Rule of law is a Sustainable Development Goal (SDG) seeking to promote peaceful and inclusive societies for sustainable development, provide access to justice for all and build effective, accountable and inclusive institutions at all levels (SDG 16). It enjoys wide global support, and within the United Nations system the rule of law is considered paramount for achieving other sustainable development goals, such as the rights to water, food, and energy. While there is much merit to this view, this chapter argues that the rule of law may at times be the single biggest obstacle for achieving the other SDGs. The chapter starts by highlighting the main rule of law theories from which SDG 16 draws, namely formal, procedural and substantive. All three theories require different kinds of certainty that is at odds with the uncertainty of the socio-ecological ‘real’ world. This uncertainty is caused mainly by the lack of scientific data and understanding of biological systems, economic and social risks, and the dynamic and complex nature of socio-ecological systems. If science cannot be certain of how the socio-ecological world operates or will operate, neither can the (rule of) law that seeks to regulate the human–environment interface. The chapter concludes by discussing two categories of legal mechanisms that may be used to reconcile the (rule of law’s) need for certainty, and the uncertainty of the socio-ecological world. In the first line of inquiry it suggests that environmental regulations should be designed to alleviate scientific uncertainty by being adaptive. In the second line of inquiry it suggests courts are required to exercise their discretion in evaluating evidence and interpreting the law. These two mechanisms to tackle scientific uncertainty require major concessions from the rule of law but they need not be its demise. The rule of law trickles down to questions like how well and openly the decisions are reasoned.

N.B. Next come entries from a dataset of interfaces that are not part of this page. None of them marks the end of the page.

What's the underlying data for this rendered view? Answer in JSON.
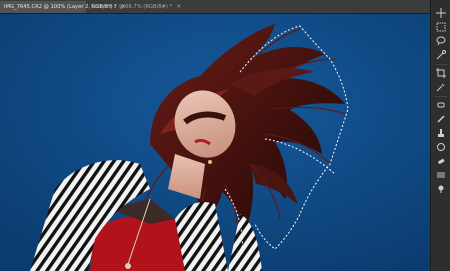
{
  "tabs": [
    {
      "label": "IMG_7645.CR2 @ 100% (Layer 2, RGB/8*) *",
      "active": true
    },
    {
      "label": "Untitled-1 @ 66.7% (RGB/8#) *",
      "active": false
    }
  ],
  "tab_close_glyph": "×",
  "tools": [
    "move-tool-icon",
    "marquee-tool-icon",
    "lasso-tool-icon",
    "quick-select-tool-icon",
    "crop-tool-icon",
    "eyedropper-tool-icon",
    "healing-brush-icon",
    "brush-tool-icon",
    "clone-stamp-icon",
    "history-brush-icon",
    "eraser-tool-icon",
    "gradient-tool-icon",
    "dodge-tool-icon"
  ],
  "colors": {
    "canvas_background": "#0f4a83",
    "tabbar": "#3c3c3c",
    "active_tab": "#535353",
    "panel": "#2e2e2e",
    "selection_marquee": "#ffffff"
  },
  "canvas": {
    "image_subject": "woman with red hair flipping her hair against a blue backdrop, wearing a zebra-striped jacket and red top"
  }
}
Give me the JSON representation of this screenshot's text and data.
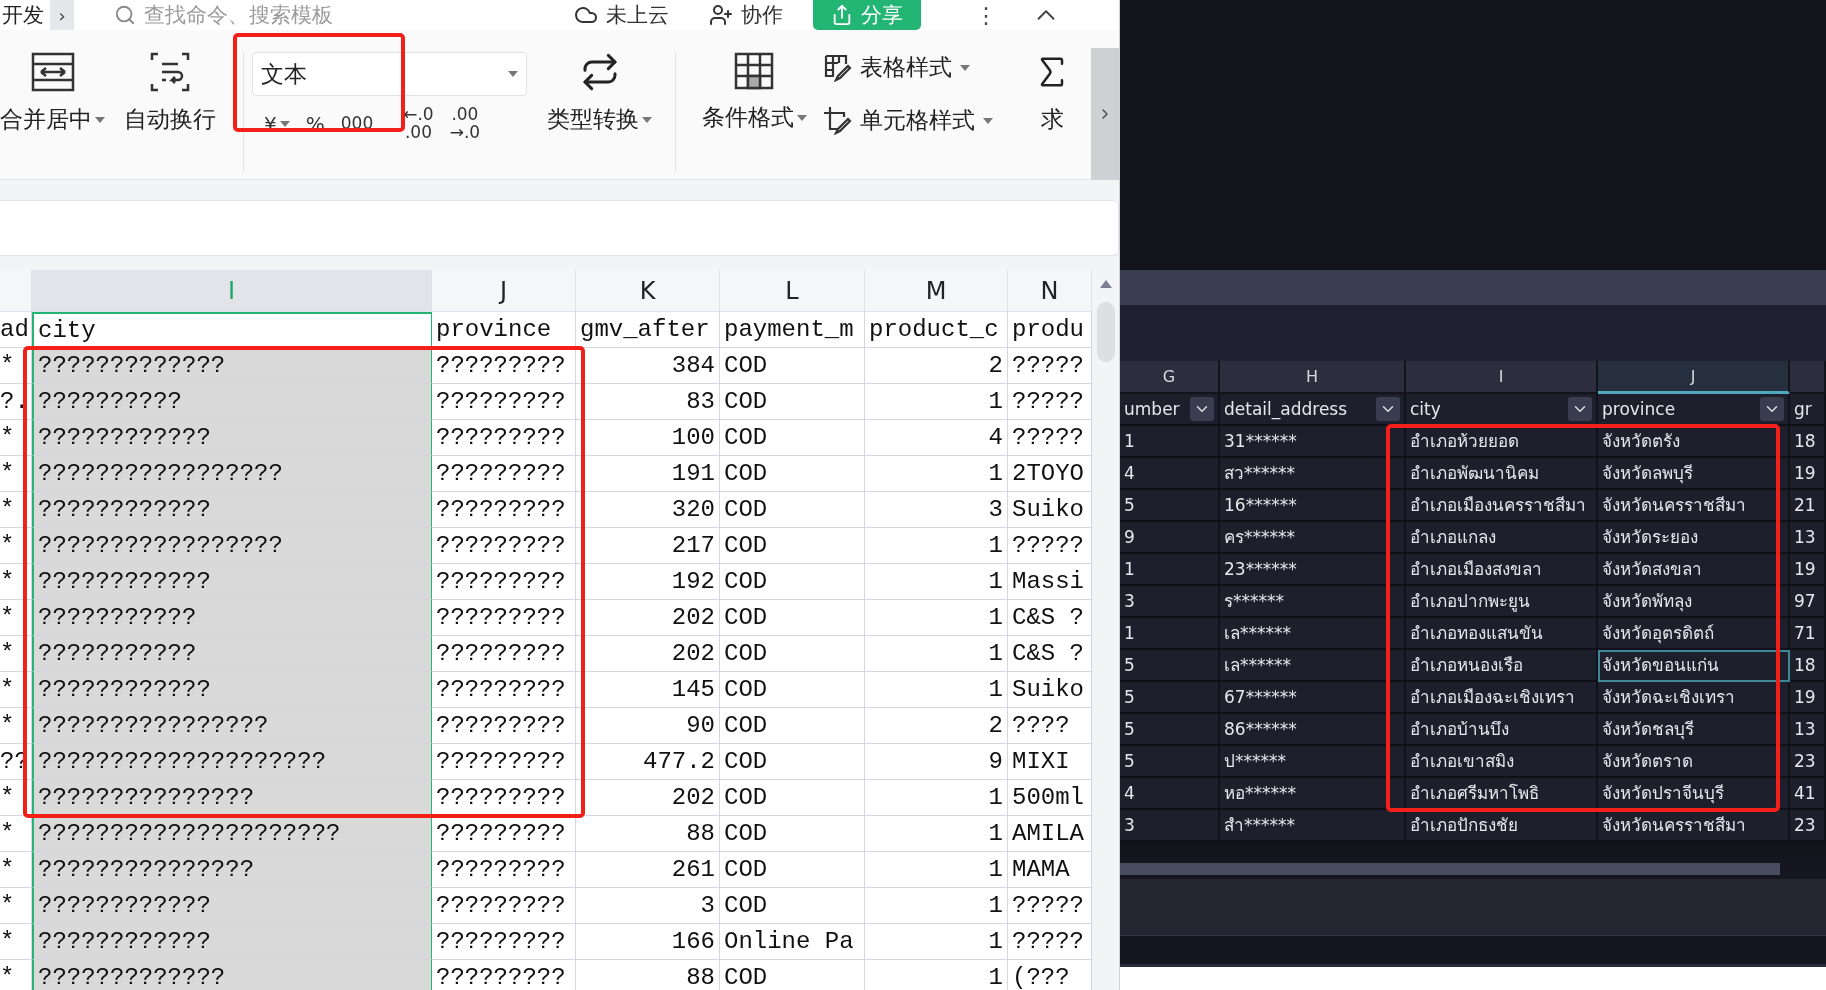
{
  "left": {
    "top_bar": {
      "menu_tab": "开发",
      "more": "›",
      "search": {
        "placeholder": "查找命令、搜索模板"
      },
      "cloud_status": "未上云",
      "collaborate": "协作",
      "share": "分享",
      "more_menu": "⋮"
    },
    "ribbon": {
      "merge": "合并居中",
      "wrap": "自动换行",
      "number_format": {
        "value": "文本"
      },
      "format_buttons": [
        {
          "kind": "currency",
          "label": "¥"
        },
        {
          "kind": "percent",
          "label": "%"
        },
        {
          "kind": "thousands",
          "label": "000"
        },
        {
          "kind": "decimal",
          "top": "←.0",
          "bottom": ".00"
        },
        {
          "kind": "decimal",
          "top": ".00",
          "bottom": "→.0"
        }
      ],
      "convert": "类型转换",
      "conditional": "条件格式",
      "table_style": "表格样式",
      "cell_style": "单元格样式",
      "sum": "求"
    },
    "sheet": {
      "columns": [
        {
          "selected": false
        },
        {
          "letter": "I",
          "selected": true
        },
        {
          "letter": "J",
          "selected": false
        },
        {
          "letter": "K",
          "selected": false
        },
        {
          "letter": "L",
          "selected": false
        },
        {
          "letter": "M",
          "selected": false
        },
        {
          "letter": "N",
          "selected": false
        }
      ],
      "header": [
        "ad",
        "city",
        "province",
        "gmv_after",
        "payment_m",
        "product_c",
        "produ"
      ],
      "rows": [
        [
          "*",
          "?????????????",
          "?????????",
          "384",
          "COD",
          "2",
          "?????"
        ],
        [
          "?.",
          "??????????",
          "?????????",
          "83",
          "COD",
          "1",
          "?????"
        ],
        [
          "*",
          "????????????",
          "?????????",
          "100",
          "COD",
          "4",
          "?????"
        ],
        [
          "*",
          "?????????????????",
          "?????????",
          "191",
          "COD",
          "1",
          "2TOYO"
        ],
        [
          "*",
          "????????????",
          "?????????",
          "320",
          "COD",
          "3",
          "Suiko"
        ],
        [
          "*",
          "?????????????????",
          "?????????",
          "217",
          "COD",
          "1",
          "?????"
        ],
        [
          "*",
          "????????????",
          "?????????",
          "192",
          "COD",
          "1",
          "Massi"
        ],
        [
          "*",
          "???????????",
          "?????????",
          "202",
          "COD",
          "1",
          "C&S ?"
        ],
        [
          "*",
          "???????????",
          "?????????",
          "202",
          "COD",
          "1",
          "C&S ?"
        ],
        [
          "*",
          "????????????",
          "?????????",
          "145",
          "COD",
          "1",
          "Suiko"
        ],
        [
          "*",
          "????????????????",
          "?????????",
          "90",
          "COD",
          "2",
          "????"
        ],
        [
          "??",
          "????????????????????",
          "?????????",
          "477.2",
          "COD",
          "9",
          "MIXI"
        ],
        [
          "*",
          "???????????????",
          "?????????",
          "202",
          "COD",
          "1",
          "500ml"
        ],
        [
          "*",
          "?????????????????????",
          "?????????",
          "88",
          "COD",
          "1",
          "AMILA"
        ],
        [
          "*",
          "???????????????",
          "?????????",
          "261",
          "COD",
          "1",
          "MAMA"
        ],
        [
          "*",
          "????????????",
          "?????????",
          "3",
          "COD",
          "1",
          "?????"
        ],
        [
          "*",
          "????????????",
          "?????????",
          "166",
          "Online Pa",
          "1",
          "?????"
        ],
        [
          "*",
          "?????????????",
          "?????????",
          "88",
          "COD",
          "1",
          "(???"
        ]
      ]
    }
  },
  "right": {
    "columns": [
      {
        "letter": "G",
        "selected": false
      },
      {
        "letter": "H",
        "selected": false
      },
      {
        "letter": "I",
        "selected": false
      },
      {
        "letter": "J",
        "selected": true
      },
      {
        "selected": false
      }
    ],
    "header": [
      "umber",
      "detail_address",
      "city",
      "province",
      "gr"
    ],
    "rows": [
      {
        "selected": false,
        "cells": [
          "1",
          "31******",
          "อำเภอห้วยยอด",
          "จังหวัดตรัง",
          "18"
        ]
      },
      {
        "selected": false,
        "cells": [
          "4",
          "สว******",
          "อำเภอพัฒนานิคม",
          "จังหวัดลพบุรี",
          "19"
        ]
      },
      {
        "selected": false,
        "cells": [
          "5",
          "16******",
          "อำเภอเมืองนครราชสีมา",
          "จังหวัดนครราชสีมา",
          "21"
        ]
      },
      {
        "selected": false,
        "cells": [
          "9",
          "คร******",
          "อำเภอแกลง",
          "จังหวัดระยอง",
          "13"
        ]
      },
      {
        "selected": false,
        "cells": [
          "1",
          "23******",
          "อำเภอเมืองสงขลา",
          "จังหวัดสงขลา",
          "19"
        ]
      },
      {
        "selected": false,
        "cells": [
          "3",
          "ร******",
          "อำเภอปากพะยูน",
          "จังหวัดพัทลุง",
          "97"
        ]
      },
      {
        "selected": false,
        "cells": [
          "1",
          "เล******",
          "อำเภอทองแสนขัน",
          "จังหวัดอุตรดิตถ์",
          "71"
        ]
      },
      {
        "selected": true,
        "cells": [
          "5",
          "เล******",
          "อำเภอหนองเรือ",
          "จังหวัดขอนแก่น",
          "18"
        ]
      },
      {
        "selected": false,
        "cells": [
          "5",
          "67******",
          "อำเภอเมืองฉะเชิงเทรา",
          "จังหวัดฉะเชิงเทรา",
          "19"
        ]
      },
      {
        "selected": false,
        "cells": [
          "5",
          "86******",
          "อำเภอบ้านบึง",
          "จังหวัดชลบุรี",
          "13"
        ]
      },
      {
        "selected": false,
        "cells": [
          "5",
          "ป******",
          "อำเภอเขาสมิง",
          "จังหวัดตราด",
          "23"
        ]
      },
      {
        "selected": false,
        "cells": [
          "4",
          "หอ******",
          "อำเภอศรีมหาโพธิ",
          "จังหวัดปราจีนบุรี",
          "41"
        ]
      },
      {
        "selected": false,
        "cells": [
          "3",
          "สำ******",
          "อำเภอปักธงชัย",
          "จังหวัดนครราชสีมา",
          "23"
        ]
      }
    ]
  }
}
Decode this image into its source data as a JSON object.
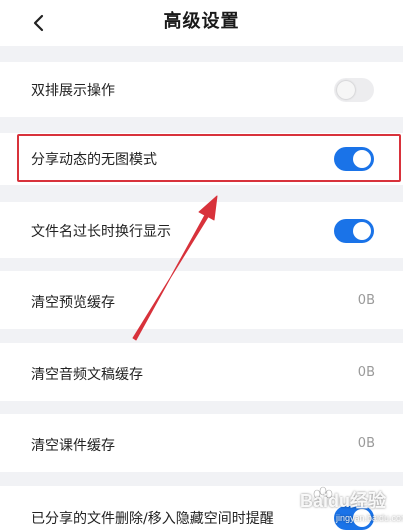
{
  "header": {
    "title": "高级设置",
    "back_icon": "chevron-left-icon"
  },
  "settings": [
    {
      "label": "双排展示操作",
      "type": "toggle",
      "enabled": false
    },
    {
      "label": "分享动态的无图模式",
      "type": "toggle",
      "enabled": true
    },
    {
      "label": "文件名过长时换行显示",
      "type": "toggle",
      "enabled": true
    },
    {
      "label": "清空预览缓存",
      "type": "value",
      "value": "0B"
    },
    {
      "label": "清空音频文稿缓存",
      "type": "value",
      "value": "0B"
    },
    {
      "label": "清空课件缓存",
      "type": "value",
      "value": "0B"
    },
    {
      "label": "已分享的文件删除/移入隐藏空间时提醒",
      "type": "toggle",
      "enabled": true
    }
  ],
  "annotation": {
    "highlight_color": "#d8323b",
    "arrow_color": "#d8323b"
  },
  "watermark": {
    "text": "Baidu经验",
    "subtext": "jingyan.baidu.com"
  },
  "colors": {
    "accent": "#1a73e8",
    "toggle_off": "#ededef",
    "background": "#f1f2f5"
  }
}
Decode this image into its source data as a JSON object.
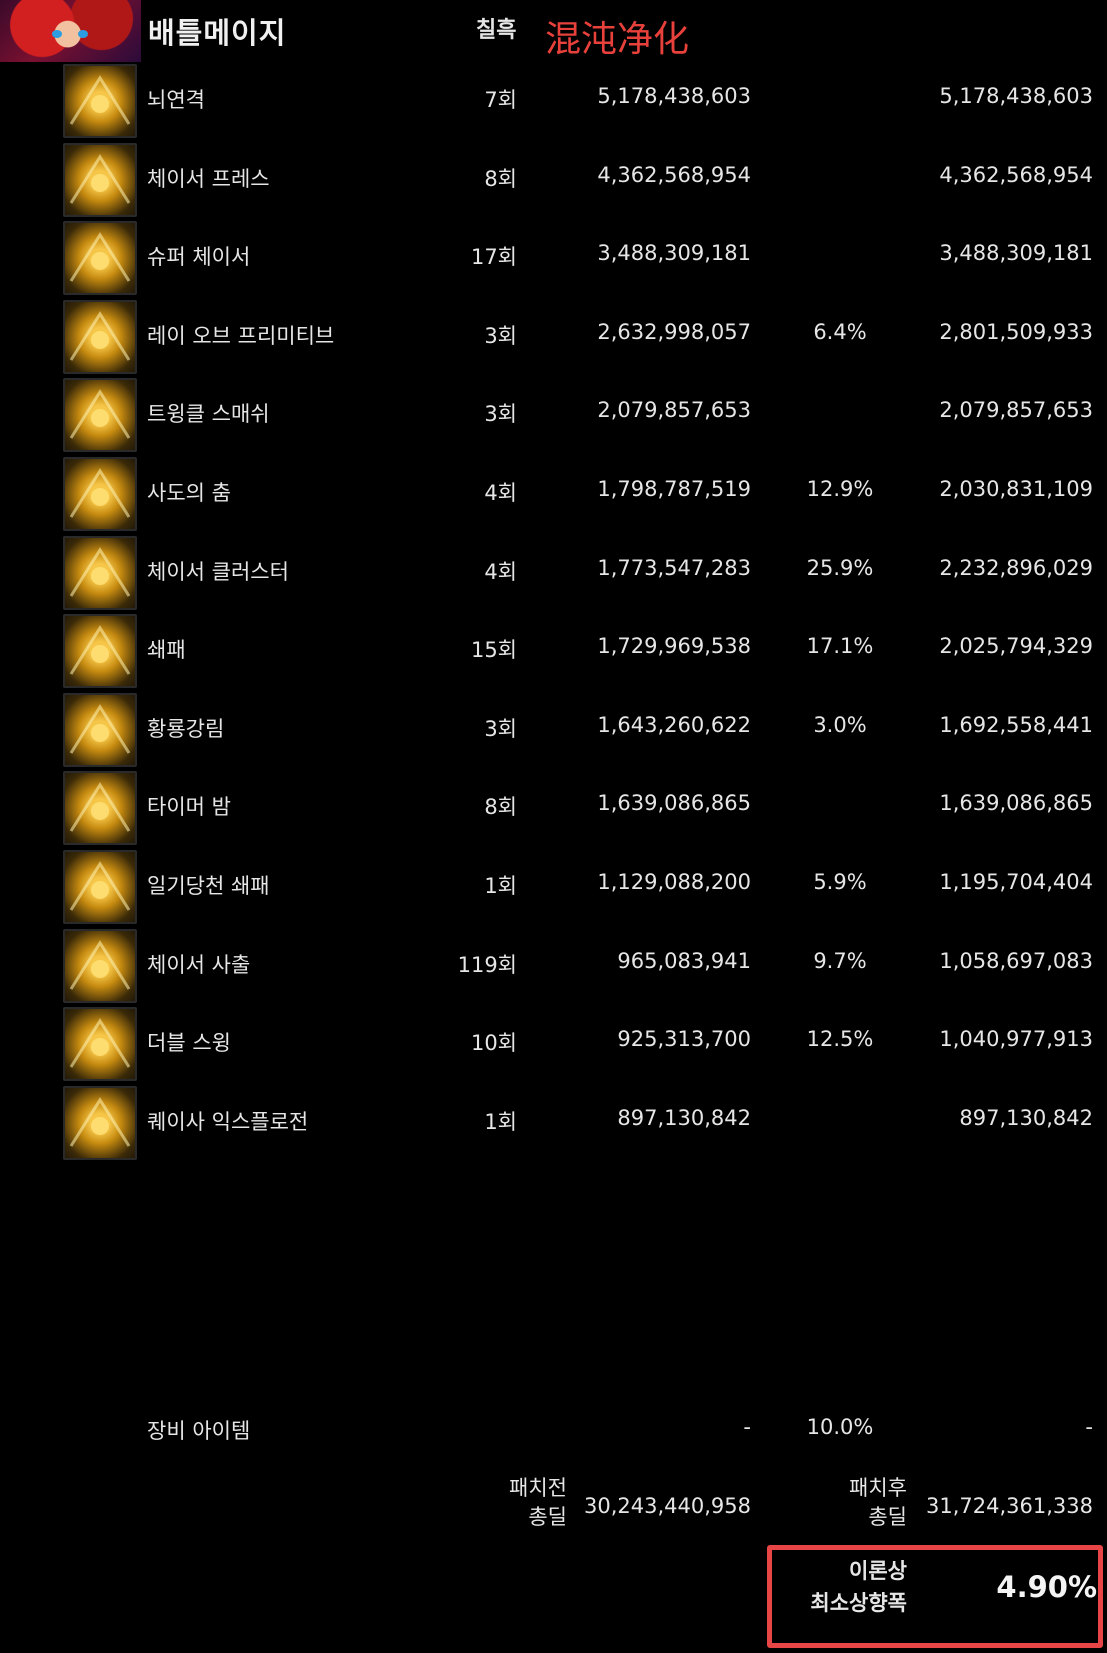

Ed Couzens, Alexander Paterson and Sophie Riley
This chapter begins with an explanation of the various threats facing, first, marine biodiversity and, second, biodiversity in forests. Both suffer from numerous threats and from the increased cumulative impact of these threats. The chapter then considers the legal framework for governance of marine biodiversity, explaining that there have been four major documents or instruments which have driven this legal development more than have any others: Huig de Groot’s pamphlet Mare Liberum, published in 1609; the judgment in 1898 of the arbitral tribunal in the Bering Sea Fur Seals Arbitration; the Proclamation by US President Truman in 1945 of a ‘Policy with Respect to Coastal Fisheries in Certain Areas of the High Seas’; and finally the United Nations Convention on the Law of the Sea (UNCLOS) (adopted 1982, entered into force 1994). A fifth may soon be adopted – if current efforts toward a global convention on the protection of biodiversity in areas beyond national jurisdiction are successful. In addition to these, there are hundreds of relevant international instruments, of global, regional and bilateral scope. In contrast, it is explained, there is little international regulation of forests, with many of the most relevant instruments being of a non-binding nature, such as the Forest Principles of 1992. In the face of this absence of regulatory instruments, recourse must be had to instruments of a more general nature. In conclusion, similarities and differences are highlighted between the regulatory regimes for forests and the marine environment, and it is noted that while one is arguably over-, and the other under-, regulated, neither is having the desired effect, and biodiversity is declining in both. That neither approach is working effectively is instructive, and a topic worth further study.